    7. It is better to live a lifestyle that limits the damage from your genetic heritage than look for a miracle cure. When it comes to babies, young women, have them. We do not want to live in Gattaca.
    8. The trick to coping with electronic media is to stick to one task. I’m not that concerned about my cellphone affecting my neurones than being distracted by them. You need face time with people, and to talk to them. Even if you are introverted, as I am. If stressed, go for a walk, three times a day if needed. If you can’t concentrate, go for a walk. And keep on reading new things. I suggest it is not reading books and thinking that makes more of a difference, and TV, facebook and twitter are not reading. There is a reason I post poems on the main blog.
    9. I continue to subvert the next generation’s education. Whenever possible. The diet advice they get is wrong, the exercise advice is wrong, and their lifestyle means that many of them are broken and injured far too young, or give up too soon. The alternative and scary places, like crossfit and paleo, are far safer than the accepted teaching.
    10. Unless you are on insulin, ignore your blood sugar. The monitors we have are life saving for those on insulin pumps and the new wearable tech will eventually be good, but the current versions are no better than my Pebble. It is good to have goals on the amount of exercise you do, because low intensity volume counts, but it is more important to have structured high intensity workouts.
    11. Finally, I did not stretch enough this year. That needs to be corrected. But then, I also need to have lower stress. The signs I am improving are that I’m playing music and developing film. I aim to do more of these things next year.

For the rest of the year, we are based at the family crib, which is simple, and will eat at home, walk, and be with one another. Next year we hope our box is resurrected.

Have a good Christmas.

Christmas and time off.

One of the odd things about the antipodes is that Christmas is the start of the holidays for many people. It is just starting to get warm: we have had some good weather. But we have spent a fair amount of time in hospital, because one of the parents is sick. And one of us has been travelling. And a lot of work needs to get done.


  • We have not done anything intense. Walks and slow jogs. It is not time to lift heavy or sprint. You will hurt yourself.
  • We have tried to eat well.

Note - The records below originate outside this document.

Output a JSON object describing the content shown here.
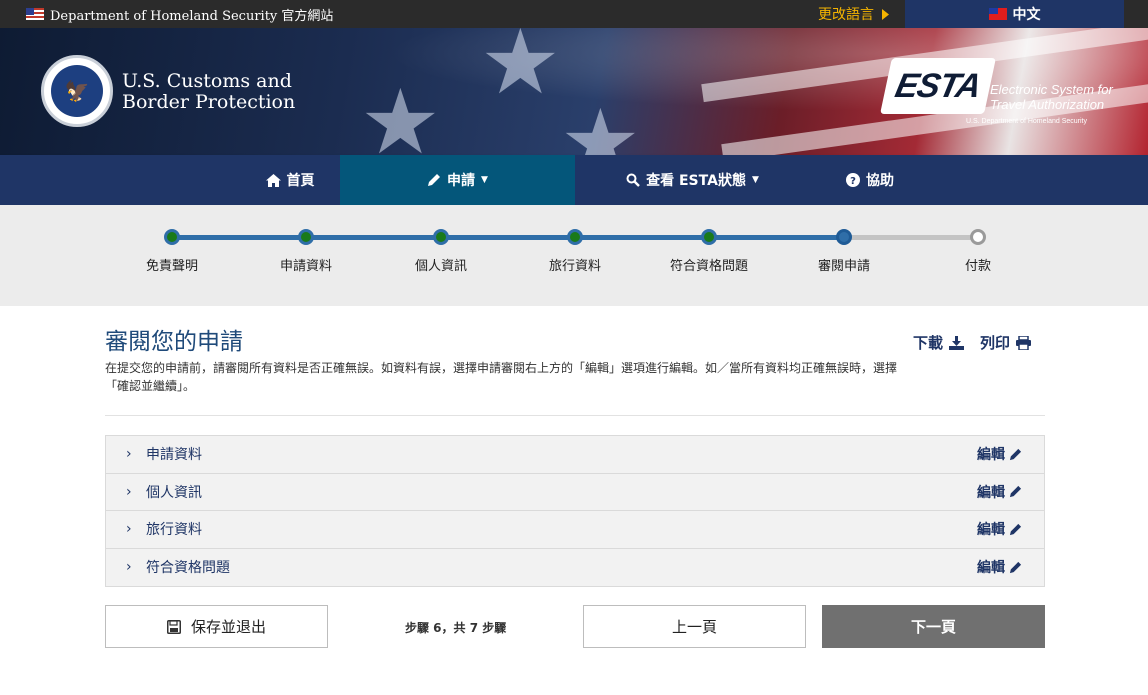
{
  "topbar": {
    "site_label": "Department of Homeland Security 官方網站",
    "change_language": "更改語言",
    "current_language": "中文"
  },
  "header": {
    "agency_line1": "U.S. Customs and",
    "agency_line2": "Border Protection",
    "esta_mark": "ESTA",
    "esta_line1": "Electronic System for",
    "esta_line2": "Travel Authorization",
    "esta_sub": "U.S. Department of Homeland Security"
  },
  "nav": {
    "items": [
      {
        "label": "首頁",
        "icon": "home-icon"
      },
      {
        "label": "申請",
        "icon": "pencil-icon",
        "dropdown": true,
        "active": true
      },
      {
        "label": "查看 ESTA狀態",
        "icon": "search-icon",
        "dropdown": true
      },
      {
        "label": "協助",
        "icon": "question-circle-icon"
      }
    ]
  },
  "progress": {
    "steps": [
      {
        "label": "免責聲明",
        "state": "done"
      },
      {
        "label": "申請資料",
        "state": "done"
      },
      {
        "label": "個人資訊",
        "state": "done"
      },
      {
        "label": "旅行資料",
        "state": "done"
      },
      {
        "label": "符合資格問題",
        "state": "done"
      },
      {
        "label": "審閱申請",
        "state": "current"
      },
      {
        "label": "付款",
        "state": "future"
      }
    ],
    "colors": {
      "done": "#1a7a1a",
      "line": "#2f6ea8",
      "future": "#9a9a9a"
    }
  },
  "main": {
    "title": "審閱您的申請",
    "download_label": "下載",
    "print_label": "列印",
    "intro": "在提交您的申請前，請審閱所有資料是否正確無誤。如資料有誤，選擇申請審閱右上方的「編輯」選項進行編輯。如／當所有資料均正確無誤時，選擇「確認並繼續」。",
    "sections": [
      {
        "title": "申請資料",
        "edit": "編輯"
      },
      {
        "title": "個人資訊",
        "edit": "編輯"
      },
      {
        "title": "旅行資料",
        "edit": "編輯"
      },
      {
        "title": "符合資格問題",
        "edit": "編輯"
      }
    ]
  },
  "footer_actions": {
    "save_exit": "保存並退出",
    "step_count": "步驟 6，共 7 步驟",
    "prev": "上一頁",
    "next": "下一頁"
  }
}
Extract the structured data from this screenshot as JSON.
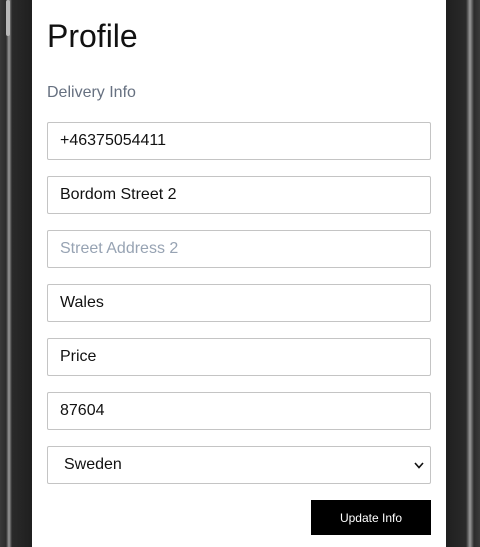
{
  "page": {
    "title": "Profile",
    "section_label": "Delivery Info"
  },
  "form": {
    "phone": {
      "value": "+46375054411",
      "placeholder": ""
    },
    "street1": {
      "value": "Bordom Street 2",
      "placeholder": ""
    },
    "street2": {
      "value": "",
      "placeholder": "Street Address 2"
    },
    "city": {
      "value": "Wales",
      "placeholder": ""
    },
    "region": {
      "value": "Price",
      "placeholder": ""
    },
    "postal": {
      "value": "87604",
      "placeholder": ""
    },
    "country": {
      "selected": "Sweden"
    },
    "submit_label": "Update Info"
  },
  "colors": {
    "button_bg": "#000000",
    "placeholder": "#97a3b3",
    "subtitle": "#667080"
  }
}
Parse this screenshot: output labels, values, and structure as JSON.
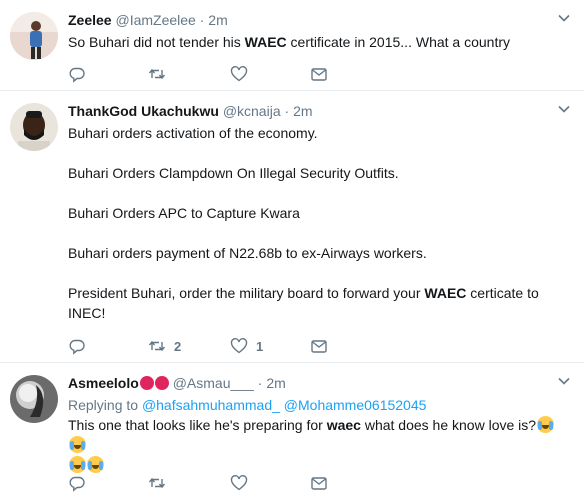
{
  "tweets": [
    {
      "name": "Zeelee",
      "handle": "@IamZeelee",
      "dot": "·",
      "time": "2m",
      "text_before": "So Buhari  did not tender his ",
      "text_bold": "WAEC",
      "text_after": " certificate in 2015... What a country",
      "retweets": "",
      "likes": ""
    },
    {
      "name": "ThankGod Ukachukwu",
      "handle": "@kcnaija",
      "dot": "·",
      "time": "2m",
      "lines": [
        "Buhari orders activation of the economy.",
        "Buhari Orders Clampdown On Illegal Security Outfits.",
        "Buhari Orders APC to Capture Kwara",
        "Buhari orders payment of N22.68b to ex-Airways workers."
      ],
      "last_before": "President Buhari, order the military board to forward your ",
      "last_bold": "WAEC",
      "last_after": " certicate to",
      "last_line2": "INEC!",
      "retweets": "2",
      "likes": "1"
    },
    {
      "name": "Asmeelolo",
      "handle": "@Asmau___",
      "dot": "·",
      "time": "2m",
      "replying_label": "Replying to",
      "mention1": "@hafsahmuhammad_",
      "mention2": "@Mohamme06152045",
      "text_before": "This one that looks like he's preparing for ",
      "text_bold": "waec",
      "text_after": " what does he know love is?",
      "retweets": "",
      "likes": ""
    }
  ],
  "colors": {
    "text": "#14171a",
    "muted": "#657786",
    "link": "#1da1f2",
    "divider": "#e6ecf0"
  },
  "icons": [
    "reply-icon",
    "retweet-icon",
    "like-icon",
    "direct-message-icon",
    "chevron-down-icon"
  ]
}
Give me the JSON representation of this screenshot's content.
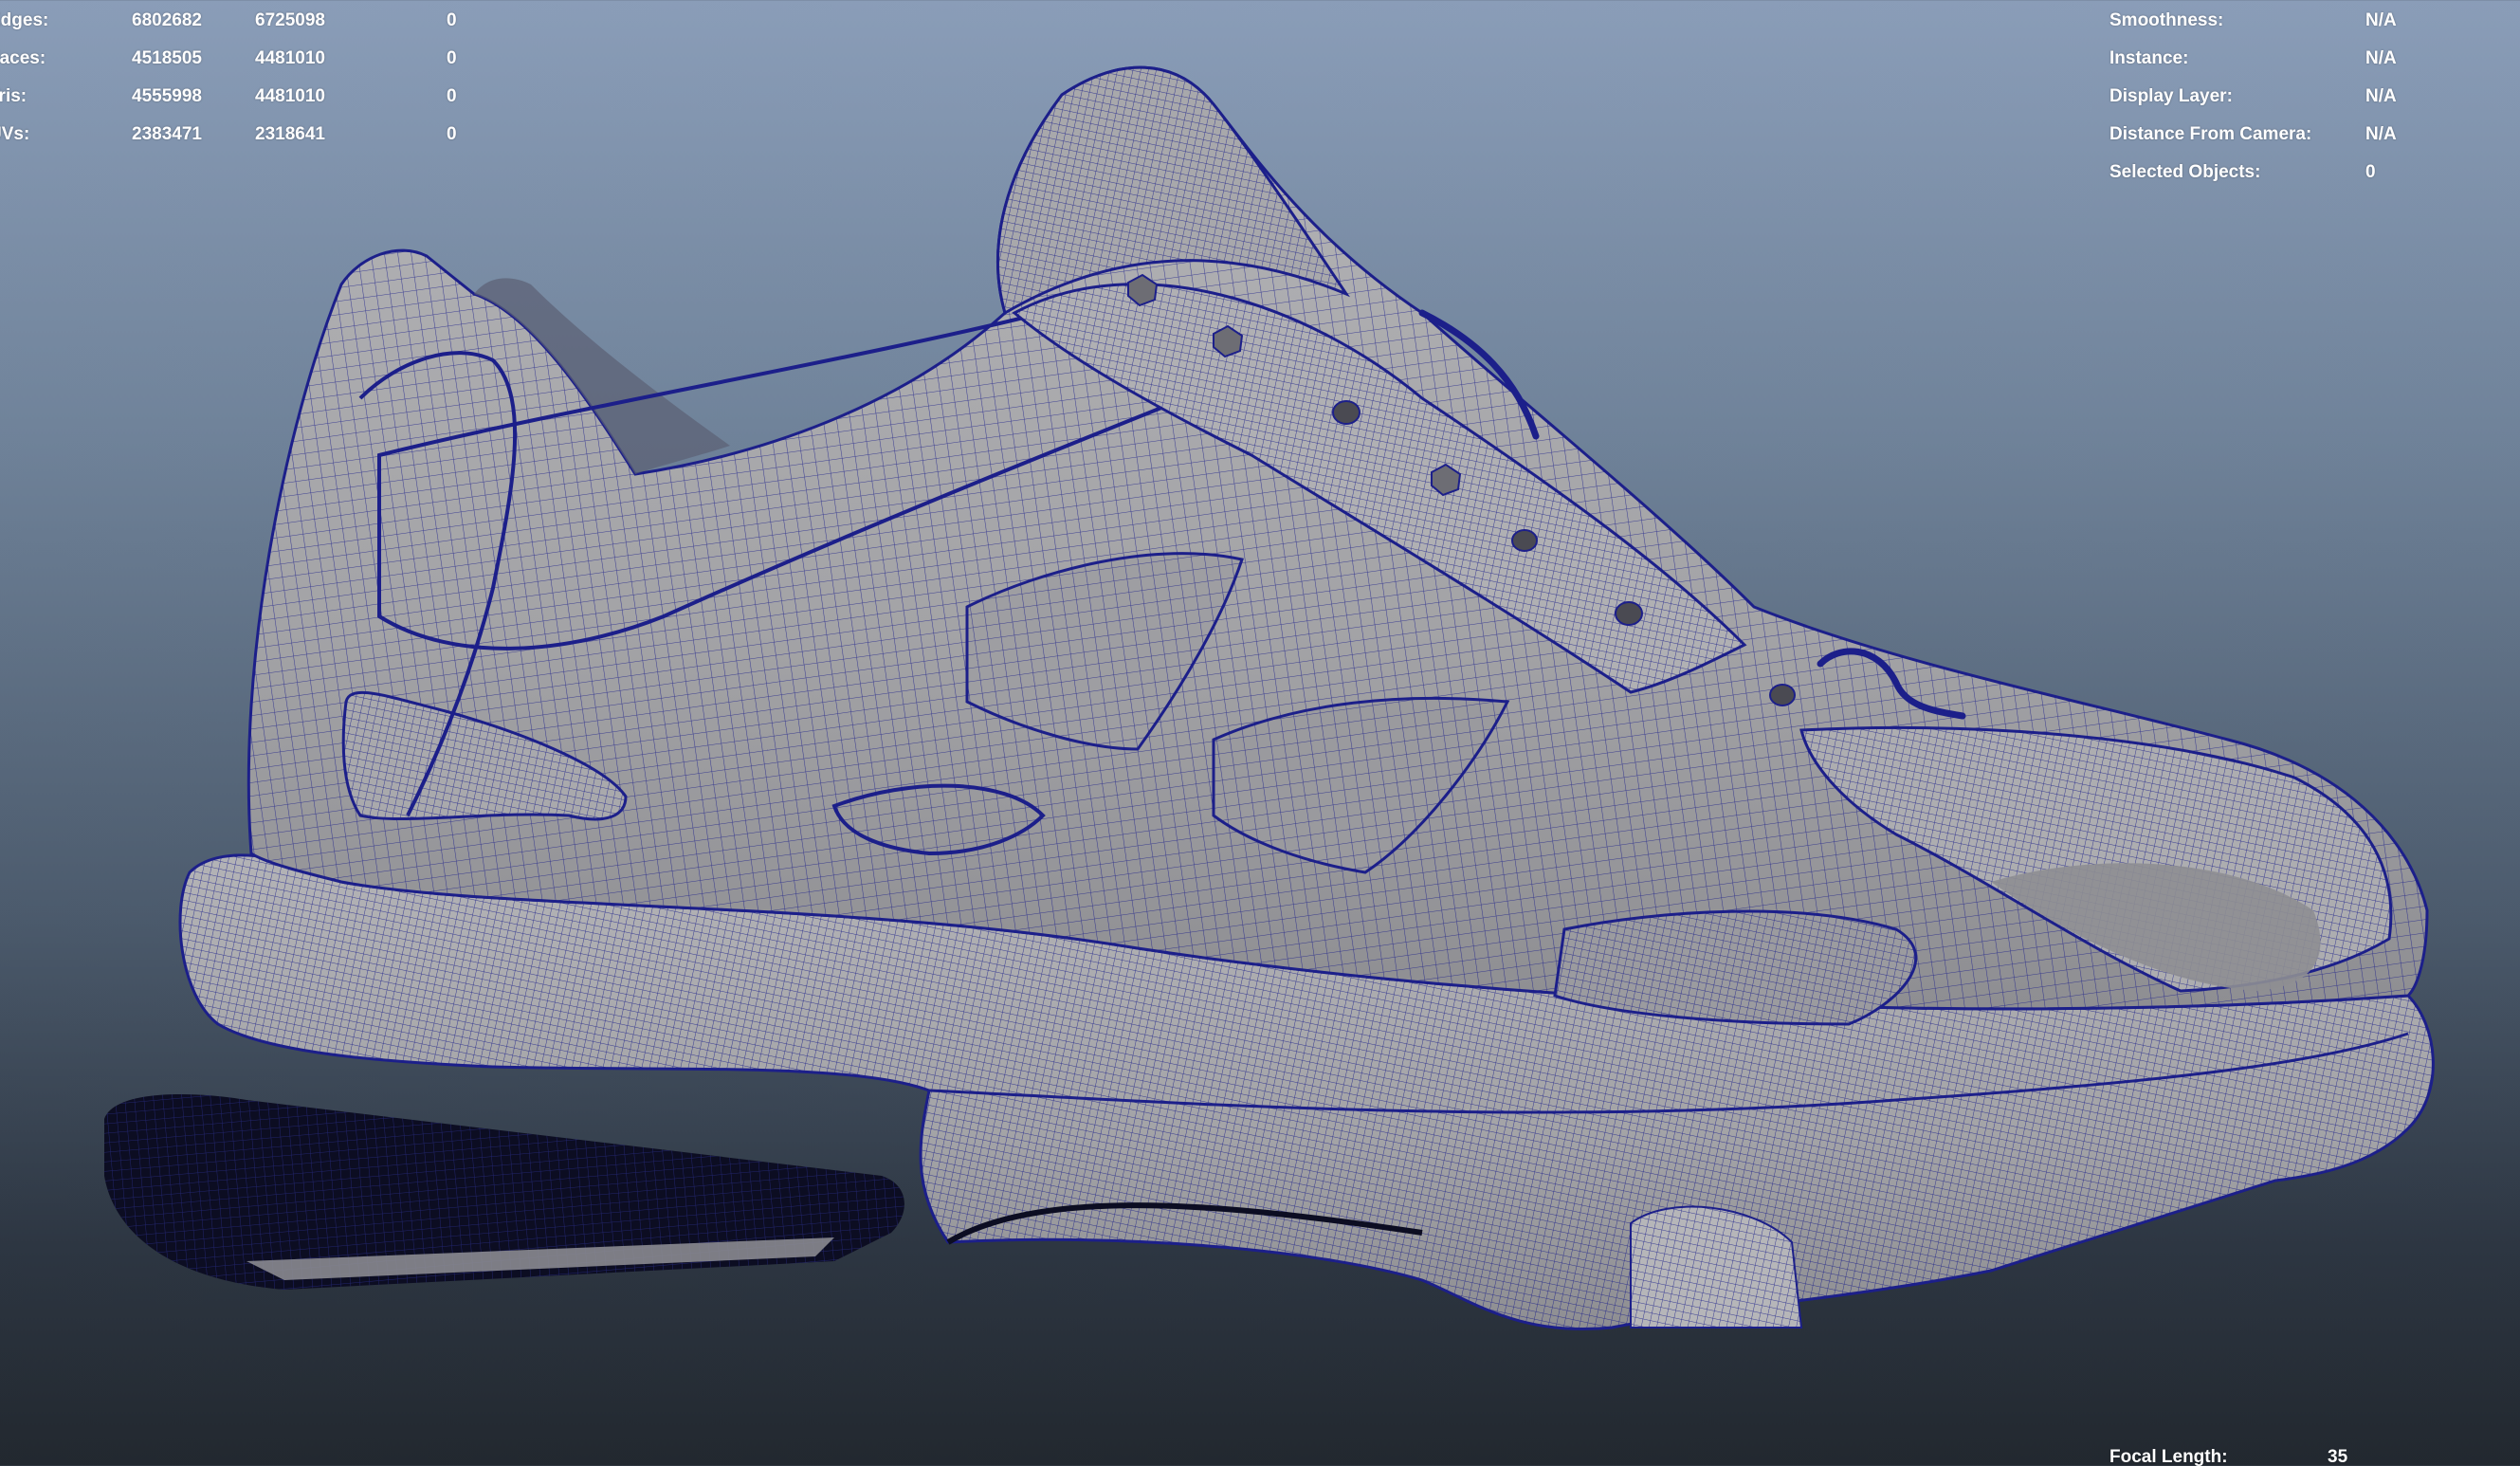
{
  "stats": {
    "rows": [
      {
        "label": "Edges:",
        "a": "6802682",
        "b": "6725098",
        "c": "0"
      },
      {
        "label": "Faces:",
        "a": "4518505",
        "b": "4481010",
        "c": "0"
      },
      {
        "label": "Tris:",
        "a": "4555998",
        "b": "4481010",
        "c": "0"
      },
      {
        "label": "UVs:",
        "a": "2383471",
        "b": "2318641",
        "c": "0"
      }
    ]
  },
  "object_info": {
    "rows": [
      {
        "label": "Smoothness:",
        "value": "N/A"
      },
      {
        "label": "Instance:",
        "value": "N/A"
      },
      {
        "label": "Display Layer:",
        "value": "N/A"
      },
      {
        "label": "Distance From Camera:",
        "value": "N/A"
      },
      {
        "label": "Selected Objects:",
        "value": "0"
      }
    ]
  },
  "camera": {
    "focal_length_label": "Focal Length:",
    "focal_length_value": "35"
  },
  "colors": {
    "wireframe": "#1c1f8a",
    "shaded_surface": "#a4a4a6",
    "background_top": "#8a9db8",
    "background_bottom": "#22282f",
    "hud_text": "#ffffff"
  },
  "icons": {
    "model": "sneaker-wireframe-model"
  }
}
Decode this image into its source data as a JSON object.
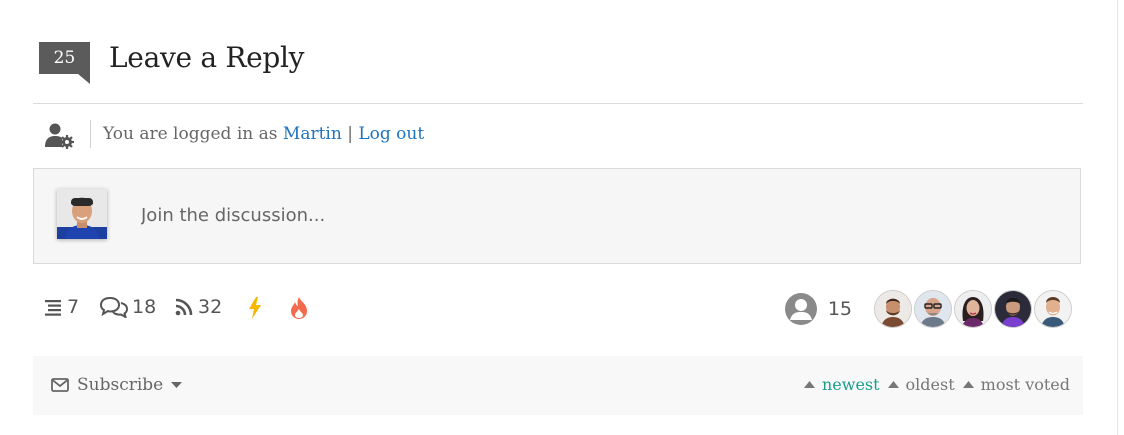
{
  "header": {
    "comment_count": "25",
    "title": "Leave a Reply"
  },
  "login": {
    "prefix": "You are logged in as ",
    "username": "Martin",
    "separator": " | ",
    "logout_label": "Log out"
  },
  "composer": {
    "placeholder": "Join the discussion..."
  },
  "stats": {
    "threads": "7",
    "replies": "18",
    "followers": "32",
    "hot_icon": "bolt-icon",
    "fire_icon": "fire-icon",
    "commenters_count": "15"
  },
  "sort_bar": {
    "subscribe_label": "Subscribe",
    "sort_options": [
      "newest",
      "oldest",
      "most voted"
    ],
    "active_sort": "newest"
  },
  "colors": {
    "accent_link": "#1e73be",
    "active_sort": "#1a9e8a",
    "bolt": "#f5b700",
    "fire": "#f26b4e"
  }
}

Though this has been a challenge; one night we had haggis, four kinds of meat, vegetables… and then pudding, with dancing in between to settle the newly acquired fat nicely. After days like that, we generally don’t eat until lunch, or later.
  • We have gone to bed fairly early, and got enough sleep. At least some nights
  • And finally, now that the relative is out of hospital and recovering with us, we are caring for her.
  • We have maintained our own health. That has meant visits to the dentist, the optician (for both of us), and ensuring the house is clean, well ventilated and peaceful
  • We are eating our own vegetables. After failing with broccoli, silverbeet (swiss chard) and kale over the winter, the spring crop of lettuces have almost kept up with our salad consumption

This may not sound a lot like training, but the consequence is less stress, and that means less stress hormones to modify, and a paradoxical weight loss.

This reminds me of what I did when I was a kid. I would stop training around exams. Then I would build up mileage, with low intensity, then add in threshold runs, then hill work, then intervals over a six month schedule. At the end of that I would compete… or be injured. This is called periodization. It involves building a base level of aerobic fitness and then adding to it.

Now I am older, that base level of fitness has to include some strength work, or I will not be able to build the aerobic base.

But Christmas is coming, and that means time off, a base to build, and I hope home for our crossfit team in the new year.